Read more after the jump…

Journalism and Growing Trend of Click-Baiting

HBO’s John Oliver takes on the media’s attempts to sell his show’s content through sensational headlines and clickbait.

As media outlets look to grow their shrinking audiences and advertising budgets, they are turning to popular online platforms to share stories and drive engagement.

The New York Times for instance, is setting the bar for how it presents its stories online, by including video, graphics, podcasts and photos. It’s refreshing compared to the tired ink and paper version that fewer and fewer people find on their door steps each morning. But, as some media outlets are looking to truly engage and embrace online platforms, there are others that are simply driving their audiences to digital properties to drive clicks, which they will somehow count as audience growth and sell to advertisers.

This trend is called clickbait, content whose main purpose is to attract attention and encourage visitors to click on a link to a particular web page or to comment, with the goal of growing audiences and digital revenue. It has nothing to do with journalism, although it can be cloaked as such.

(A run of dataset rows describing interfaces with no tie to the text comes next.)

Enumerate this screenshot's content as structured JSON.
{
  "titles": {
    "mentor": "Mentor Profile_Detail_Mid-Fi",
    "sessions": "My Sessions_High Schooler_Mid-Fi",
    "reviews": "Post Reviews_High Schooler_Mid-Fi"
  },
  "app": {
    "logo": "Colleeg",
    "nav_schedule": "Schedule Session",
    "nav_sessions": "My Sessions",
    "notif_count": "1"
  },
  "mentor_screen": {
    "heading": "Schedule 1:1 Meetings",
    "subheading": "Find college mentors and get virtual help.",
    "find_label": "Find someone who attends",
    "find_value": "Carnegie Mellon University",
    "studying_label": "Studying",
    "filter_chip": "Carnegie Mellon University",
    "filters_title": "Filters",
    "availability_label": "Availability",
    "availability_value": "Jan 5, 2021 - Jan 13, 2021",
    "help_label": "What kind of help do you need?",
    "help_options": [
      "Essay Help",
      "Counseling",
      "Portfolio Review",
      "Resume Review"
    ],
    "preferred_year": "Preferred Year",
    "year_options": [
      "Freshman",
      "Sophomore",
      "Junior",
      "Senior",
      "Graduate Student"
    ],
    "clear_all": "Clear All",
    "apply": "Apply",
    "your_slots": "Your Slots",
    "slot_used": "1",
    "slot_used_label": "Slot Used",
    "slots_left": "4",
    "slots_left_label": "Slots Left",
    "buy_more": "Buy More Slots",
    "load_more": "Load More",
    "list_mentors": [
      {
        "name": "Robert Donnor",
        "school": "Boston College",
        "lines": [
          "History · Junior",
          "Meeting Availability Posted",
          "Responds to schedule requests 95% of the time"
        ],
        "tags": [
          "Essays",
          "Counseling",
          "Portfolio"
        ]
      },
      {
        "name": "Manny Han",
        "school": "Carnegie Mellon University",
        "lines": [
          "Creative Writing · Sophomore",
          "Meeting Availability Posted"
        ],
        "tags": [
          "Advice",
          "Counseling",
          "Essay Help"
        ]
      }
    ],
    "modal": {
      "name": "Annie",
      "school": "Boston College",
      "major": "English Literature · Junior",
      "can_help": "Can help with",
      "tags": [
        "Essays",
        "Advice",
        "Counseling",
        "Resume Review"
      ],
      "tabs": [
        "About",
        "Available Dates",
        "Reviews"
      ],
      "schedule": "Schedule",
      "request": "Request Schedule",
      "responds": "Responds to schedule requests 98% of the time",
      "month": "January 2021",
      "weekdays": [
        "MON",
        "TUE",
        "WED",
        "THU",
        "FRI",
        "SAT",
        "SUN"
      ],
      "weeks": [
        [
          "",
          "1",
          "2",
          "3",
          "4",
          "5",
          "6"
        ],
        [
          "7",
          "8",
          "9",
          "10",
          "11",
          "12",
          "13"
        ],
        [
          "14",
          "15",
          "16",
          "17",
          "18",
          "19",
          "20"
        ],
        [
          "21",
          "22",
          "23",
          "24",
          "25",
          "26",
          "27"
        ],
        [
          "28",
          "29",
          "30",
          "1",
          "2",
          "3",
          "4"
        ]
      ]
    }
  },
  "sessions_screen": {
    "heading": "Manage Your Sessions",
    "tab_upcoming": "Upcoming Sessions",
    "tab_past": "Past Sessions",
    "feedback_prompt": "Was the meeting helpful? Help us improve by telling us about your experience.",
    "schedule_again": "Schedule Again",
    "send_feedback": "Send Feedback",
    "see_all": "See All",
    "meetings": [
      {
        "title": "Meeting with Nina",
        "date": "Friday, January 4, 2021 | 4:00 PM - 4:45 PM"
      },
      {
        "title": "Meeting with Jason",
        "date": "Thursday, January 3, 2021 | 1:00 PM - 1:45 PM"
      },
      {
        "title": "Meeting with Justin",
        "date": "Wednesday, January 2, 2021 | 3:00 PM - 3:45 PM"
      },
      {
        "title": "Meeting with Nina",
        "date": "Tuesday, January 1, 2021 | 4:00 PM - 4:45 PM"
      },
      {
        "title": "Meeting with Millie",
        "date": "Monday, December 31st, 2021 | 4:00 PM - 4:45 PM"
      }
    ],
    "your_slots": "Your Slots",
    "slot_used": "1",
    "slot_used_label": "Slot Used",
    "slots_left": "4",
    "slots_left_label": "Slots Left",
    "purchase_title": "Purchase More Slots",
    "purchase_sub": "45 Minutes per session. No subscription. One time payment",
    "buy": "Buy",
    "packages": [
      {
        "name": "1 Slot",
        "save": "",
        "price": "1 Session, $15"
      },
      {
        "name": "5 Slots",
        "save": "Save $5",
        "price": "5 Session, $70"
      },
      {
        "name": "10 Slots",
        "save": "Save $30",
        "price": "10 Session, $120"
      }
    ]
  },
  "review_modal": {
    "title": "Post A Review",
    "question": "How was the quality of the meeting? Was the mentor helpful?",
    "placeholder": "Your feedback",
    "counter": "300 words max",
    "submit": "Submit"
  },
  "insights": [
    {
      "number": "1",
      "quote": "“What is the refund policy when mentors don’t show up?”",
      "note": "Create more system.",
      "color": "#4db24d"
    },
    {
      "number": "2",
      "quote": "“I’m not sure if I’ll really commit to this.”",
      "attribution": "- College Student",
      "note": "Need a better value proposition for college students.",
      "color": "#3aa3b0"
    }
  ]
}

Read more after the jump…

Respond to a Social Media Crisis #LikeABoss

twitterThis year created a library full of social media crisis communication case studies, both what to do and what not to do.

Heading into 2017, we advise all of our clients to refresh their social media crisis communication plans given the rapid growth and updates with social communication channels. To help get started, here are a few basic points that should be part of a plan:

Read more after the jump…